(Data for this task begins)
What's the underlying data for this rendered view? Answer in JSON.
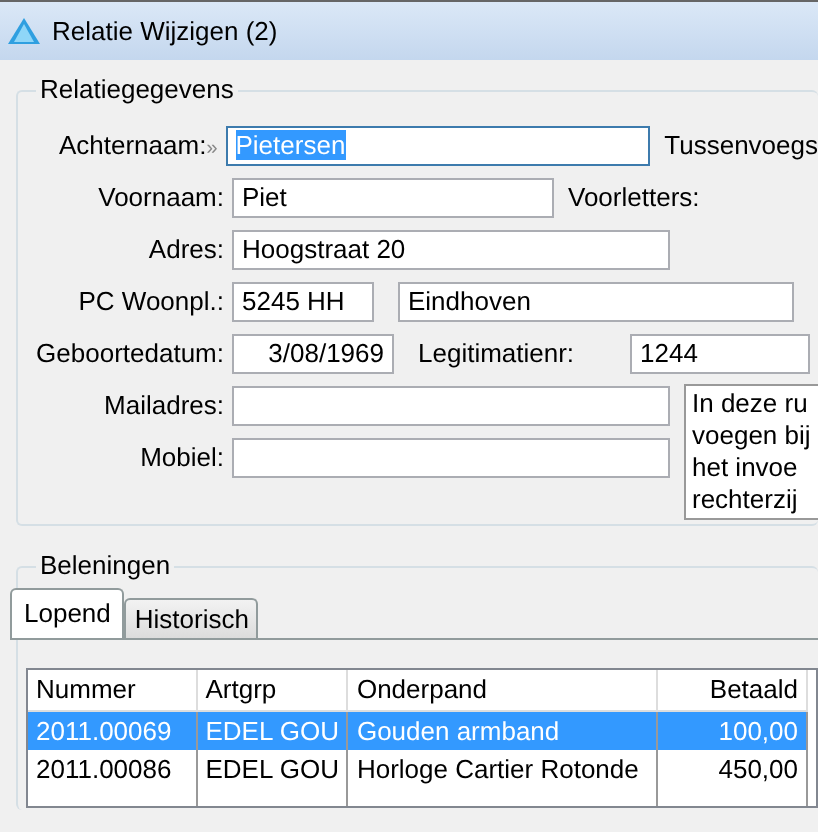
{
  "window": {
    "title": "Relatie Wijzigen  (2)"
  },
  "relatie": {
    "legend": "Relatiegegevens",
    "rows": [
      {
        "label": "Achternaam:",
        "marker": "»",
        "fields": [
          {
            "value": "Pietersen",
            "focused": true
          }
        ],
        "side_label": "Tussenvoegs"
      },
      {
        "label": "Voornaam:",
        "fields": [
          {
            "value": "Piet",
            "focused": false
          }
        ],
        "side_label": "Voorletters:"
      },
      {
        "label": "Adres:",
        "fields": [
          {
            "value": "Hoogstraat 20",
            "focused": false
          }
        ]
      },
      {
        "label": "PC Woonpl.:",
        "fields": [
          {
            "value": "5245 HH",
            "focused": false
          },
          {
            "value": "Eindhoven",
            "focused": false
          }
        ]
      },
      {
        "label": "Geboortedatum:",
        "fields": [
          {
            "value": "3/08/1969",
            "focused": false
          }
        ],
        "mid_label": "Legitimatienr:",
        "mid_field": {
          "value": "1244",
          "focused": false
        }
      },
      {
        "label": "Mailadres:",
        "fields": [
          {
            "focused": false
          }
        ]
      },
      {
        "label": "Mobiel:",
        "fields": [
          {
            "focused": false
          }
        ]
      }
    ],
    "note": [
      "In deze ru",
      "voegen bij",
      "het invoe",
      "rechterzij"
    ]
  },
  "beleningen": {
    "legend": "Beleningen",
    "tabs": [
      {
        "label": "Lopend",
        "selected": true
      },
      {
        "label": "Historisch",
        "selected": false
      }
    ],
    "table": {
      "columns": [
        "Nummer",
        "Artgrp",
        "Onderpand",
        "Betaald"
      ],
      "rows": [
        {
          "cells": [
            "2011.00069",
            "EDEL GOU",
            "Gouden armband",
            "100,00"
          ],
          "selected": true
        },
        {
          "cells": [
            "2011.00086",
            "EDEL GOU",
            "Horloge Cartier Rotonde",
            "450,00"
          ],
          "selected": false
        }
      ]
    }
  }
}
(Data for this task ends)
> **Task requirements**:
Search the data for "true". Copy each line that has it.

> **Solved exercise**:
            "focused": true
        "selected": true
          "selected": true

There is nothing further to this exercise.